Entries shown Start Marker

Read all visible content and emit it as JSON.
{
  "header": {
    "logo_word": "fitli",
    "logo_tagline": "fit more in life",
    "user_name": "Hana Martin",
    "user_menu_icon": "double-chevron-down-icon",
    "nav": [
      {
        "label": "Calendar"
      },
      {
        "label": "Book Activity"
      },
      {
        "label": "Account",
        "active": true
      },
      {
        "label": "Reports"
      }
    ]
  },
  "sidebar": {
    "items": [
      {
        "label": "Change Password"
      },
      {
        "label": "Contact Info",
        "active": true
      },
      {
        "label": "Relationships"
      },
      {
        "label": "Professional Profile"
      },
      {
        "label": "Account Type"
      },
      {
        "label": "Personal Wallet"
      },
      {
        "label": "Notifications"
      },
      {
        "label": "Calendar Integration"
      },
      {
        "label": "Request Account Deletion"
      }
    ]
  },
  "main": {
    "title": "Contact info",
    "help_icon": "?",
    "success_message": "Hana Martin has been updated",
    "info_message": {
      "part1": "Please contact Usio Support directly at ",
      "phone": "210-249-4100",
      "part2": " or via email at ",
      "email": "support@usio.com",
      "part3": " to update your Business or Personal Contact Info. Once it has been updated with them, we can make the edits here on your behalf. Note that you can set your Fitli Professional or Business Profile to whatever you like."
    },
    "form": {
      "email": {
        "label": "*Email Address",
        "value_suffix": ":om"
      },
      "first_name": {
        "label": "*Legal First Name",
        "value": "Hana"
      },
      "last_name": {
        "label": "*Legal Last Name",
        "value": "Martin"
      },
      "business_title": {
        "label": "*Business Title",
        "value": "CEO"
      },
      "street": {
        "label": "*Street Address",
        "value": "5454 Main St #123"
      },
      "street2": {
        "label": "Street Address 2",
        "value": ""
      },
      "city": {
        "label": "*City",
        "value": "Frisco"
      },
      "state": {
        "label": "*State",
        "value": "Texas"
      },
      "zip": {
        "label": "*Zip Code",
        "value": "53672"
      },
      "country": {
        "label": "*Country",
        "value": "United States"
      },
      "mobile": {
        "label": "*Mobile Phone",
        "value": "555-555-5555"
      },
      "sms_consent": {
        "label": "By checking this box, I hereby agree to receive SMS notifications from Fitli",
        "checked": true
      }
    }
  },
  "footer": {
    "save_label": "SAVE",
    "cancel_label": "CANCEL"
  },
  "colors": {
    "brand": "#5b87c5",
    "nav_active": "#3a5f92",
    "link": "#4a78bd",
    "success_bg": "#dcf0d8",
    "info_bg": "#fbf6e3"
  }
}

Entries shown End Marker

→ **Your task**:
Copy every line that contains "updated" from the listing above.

→ **Solution for this exercise**:
    "success_message": "Hana Martin has been updated",
      "part3": " to update your Business or Personal Contact Info. Once it has been updated with them, we can make the edits here on your behalf. Note that you can set your Fitli Professional or Business Profile to whatever you like."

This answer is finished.